United Way Bus Tour

Narumi Hishinuma Contributor

United Way had a bus tour to help students and faculty gain experience with an interactive discussion about poverty in Topeka. The tour started at the United Way office and ended at 1527 SW Fairlawn Rd with 25 total spots. 

United Way strives to achieve positive sustainable change through education, financial stability and health for everyone in our community by connecting individuals and families to maximize their potential. 

Brett Martin, vice president of Community Impact, and Angel Romero, vice president of Resource Development, were the bus tour hosts.

United Way bus tour visited several United Way partner agencies, including the CRC Care Center and the Pine Ridge public housing neighborhood. Pine Ridge features several one-of-a-kind partnerships, including the Family Health Center that serves as a clinical site for Washburn nursing students and faculty.

“We started the tours about four years ago, and really the bus tours were about helping the people who give money to United Way, [and] see how those dollars were working,” said Martin. “And, people from companies who run campaigns, like Washburn University or Blue Cross Shield or any number of companies, we want them to have the opportunities to see the dollars in action.” 

United Way’s handout showed the city of Topeka neighborhood composite health map. After people who attended the bus tour left United Way, a bus passed through Fairlawn, 21st street, Gage, 10th street and the area of Washburn University.

“What we do is we raised the money here through work place campaign, and then we have volunteers who set on panels and they make decisions about where the dollars are going to be invested,” said Martin. “So, I think in many ways it’s hard, because we have really great programs in the community and the volunteers have tough decisions to make about where they are going to invest those dollars.”

The map showed the area of Washburn University which has a risk for health index, intensive care and financial stability impact work, including where Jackson, Jefferson and Shawnee counties need food, rent and utilities as well as healthcare and protection from domestic violence.

“When working an intensive care neighborhood, I think one of the things that’s most crucial is to recognize that no one group can do the work alone so there needs to be very strong partnerships and collaboration,” said Martin.

Once the bus got around the area needing health care, Romero mentioned there is only one grocery store within four miles with many walking pedestrians in the districts.

Following this, the bus stopped at CRC Care Center which has safe home program, city and county partnership, research, education and more. 

“Community Resources Council links with other collaborative groups to address specific needs in the community. This is accomplished through the development of community-wide initiatives that avoid duplication of services, maximize available resources, implement community plans designed to meet a specific outcome and monitor progress,” according to CRC website.

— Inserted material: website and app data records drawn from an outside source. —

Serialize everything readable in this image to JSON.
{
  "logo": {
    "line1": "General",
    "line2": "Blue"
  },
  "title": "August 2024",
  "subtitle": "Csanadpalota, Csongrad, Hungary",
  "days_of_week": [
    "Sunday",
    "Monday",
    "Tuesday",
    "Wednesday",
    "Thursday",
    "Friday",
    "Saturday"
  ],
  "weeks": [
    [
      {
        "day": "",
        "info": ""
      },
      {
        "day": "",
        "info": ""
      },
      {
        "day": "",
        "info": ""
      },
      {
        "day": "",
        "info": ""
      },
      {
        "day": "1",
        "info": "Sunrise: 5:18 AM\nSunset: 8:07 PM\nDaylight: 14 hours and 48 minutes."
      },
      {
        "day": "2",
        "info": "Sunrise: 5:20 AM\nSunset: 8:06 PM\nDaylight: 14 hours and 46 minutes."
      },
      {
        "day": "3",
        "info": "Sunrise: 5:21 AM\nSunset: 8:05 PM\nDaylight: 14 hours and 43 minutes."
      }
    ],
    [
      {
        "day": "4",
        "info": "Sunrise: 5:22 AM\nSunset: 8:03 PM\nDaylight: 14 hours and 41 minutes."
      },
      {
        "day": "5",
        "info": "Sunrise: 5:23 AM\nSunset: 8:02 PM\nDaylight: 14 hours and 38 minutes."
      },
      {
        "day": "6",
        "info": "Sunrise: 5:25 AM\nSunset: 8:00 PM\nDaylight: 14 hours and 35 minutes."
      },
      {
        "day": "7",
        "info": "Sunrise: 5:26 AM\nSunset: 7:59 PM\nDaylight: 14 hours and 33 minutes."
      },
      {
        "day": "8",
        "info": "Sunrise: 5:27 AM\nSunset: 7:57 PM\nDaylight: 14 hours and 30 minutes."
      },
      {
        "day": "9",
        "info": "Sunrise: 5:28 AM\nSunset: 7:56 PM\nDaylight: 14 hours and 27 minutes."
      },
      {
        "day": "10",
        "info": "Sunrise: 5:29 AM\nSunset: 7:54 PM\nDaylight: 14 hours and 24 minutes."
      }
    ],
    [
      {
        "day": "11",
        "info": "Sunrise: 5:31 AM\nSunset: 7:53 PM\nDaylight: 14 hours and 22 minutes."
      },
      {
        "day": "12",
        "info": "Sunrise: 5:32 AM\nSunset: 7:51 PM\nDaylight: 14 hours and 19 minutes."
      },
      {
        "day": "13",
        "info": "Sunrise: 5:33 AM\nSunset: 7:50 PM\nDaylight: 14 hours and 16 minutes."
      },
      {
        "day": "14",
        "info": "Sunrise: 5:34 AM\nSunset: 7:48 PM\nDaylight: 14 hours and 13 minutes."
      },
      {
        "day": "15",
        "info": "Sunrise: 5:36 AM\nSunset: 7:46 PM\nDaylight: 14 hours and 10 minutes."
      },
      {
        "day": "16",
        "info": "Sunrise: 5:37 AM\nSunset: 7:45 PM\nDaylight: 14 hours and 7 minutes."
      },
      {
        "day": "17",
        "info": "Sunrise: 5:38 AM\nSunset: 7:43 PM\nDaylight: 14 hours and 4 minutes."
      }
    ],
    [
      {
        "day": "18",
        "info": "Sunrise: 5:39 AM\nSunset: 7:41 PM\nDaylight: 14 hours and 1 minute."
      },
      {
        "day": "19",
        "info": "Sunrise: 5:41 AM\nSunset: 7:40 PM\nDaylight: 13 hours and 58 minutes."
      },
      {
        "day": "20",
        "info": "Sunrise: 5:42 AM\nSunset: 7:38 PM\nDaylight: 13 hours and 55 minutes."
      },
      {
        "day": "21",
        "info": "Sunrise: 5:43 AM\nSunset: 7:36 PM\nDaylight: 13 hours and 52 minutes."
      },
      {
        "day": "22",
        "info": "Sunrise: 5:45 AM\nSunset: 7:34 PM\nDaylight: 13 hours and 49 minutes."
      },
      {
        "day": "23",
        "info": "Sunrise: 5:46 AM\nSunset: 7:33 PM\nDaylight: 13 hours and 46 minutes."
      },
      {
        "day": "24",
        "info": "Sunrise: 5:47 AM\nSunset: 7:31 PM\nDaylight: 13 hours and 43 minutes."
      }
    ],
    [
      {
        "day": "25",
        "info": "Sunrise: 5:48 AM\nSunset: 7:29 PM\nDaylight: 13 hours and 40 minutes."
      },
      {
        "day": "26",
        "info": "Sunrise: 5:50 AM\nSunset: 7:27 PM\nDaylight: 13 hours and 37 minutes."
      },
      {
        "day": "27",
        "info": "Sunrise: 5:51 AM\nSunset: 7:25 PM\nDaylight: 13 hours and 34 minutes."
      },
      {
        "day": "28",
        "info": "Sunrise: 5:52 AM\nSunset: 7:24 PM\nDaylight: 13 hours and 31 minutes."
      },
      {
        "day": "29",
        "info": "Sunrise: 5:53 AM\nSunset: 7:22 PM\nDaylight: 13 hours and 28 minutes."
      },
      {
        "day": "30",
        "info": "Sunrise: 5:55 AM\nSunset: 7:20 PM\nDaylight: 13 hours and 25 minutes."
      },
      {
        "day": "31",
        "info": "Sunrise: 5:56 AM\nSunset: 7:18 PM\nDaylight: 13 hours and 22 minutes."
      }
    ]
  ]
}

Later, the bus stopped at one of the Topeka Public Schools for Pine Ridge parents for teachers programs. Attendees looked inside to see what they do for children.

Martin discussed how he likes working with United Way, including meeting and taking care of people.

“This will be a little over three years working here, United Way. I think one of the most memorable times I had is that I work in Pine Ridge and I was able to volunteer that first year being a mentor for one of the students,” said Martin. “I’ve actually been able to mentor him for coming on three years. I wouldn’t have known him otherwise.”

On the other hand, Martin mentioned how important to build relationships between United Ways and some organizations.

“The other thing that is needed is the residence themselves have to be engaged to the works so the residents have to be engaged really from the beginning,” said Martin. “It’s important to talk with them about what they think they need so it doesn’t feel like people are coming and doing work to them. Support for them is to see their own work for them to have ownership of it.” 

Moreover, Patrick Early, director of Public Relations at Washburn, participated at the event and said how meaningful the bus tour is for Public Relations and Washburn University. 

“Our department actually runs the United campaign for the University. It was a chance for all of us to just get a whole better idea about what’s going on with United Way in these days, and in particular to look at some of the things we are partnered with as a university with United Way and other organizations in town,” said Early. “Deep community engagement is one of the things that makes the university special, and also makes your education special, because our nursing students go to another school for clinical experiences, but not to have the deep level of the engagement in the community clinic in the sources you might deal with in the real world setting.”

In addition, Early specified why he liked the bus tour.

“All these entities working together really make Topeka improvement, and we are very much engaged in the community. We do so many different things that is easy to forget what we do, and we run campaigns for ourselves as well,” said Early. “I am amazed at the number of things that have been done, and at the same time, a little overwhelmed at the things still need to be done.”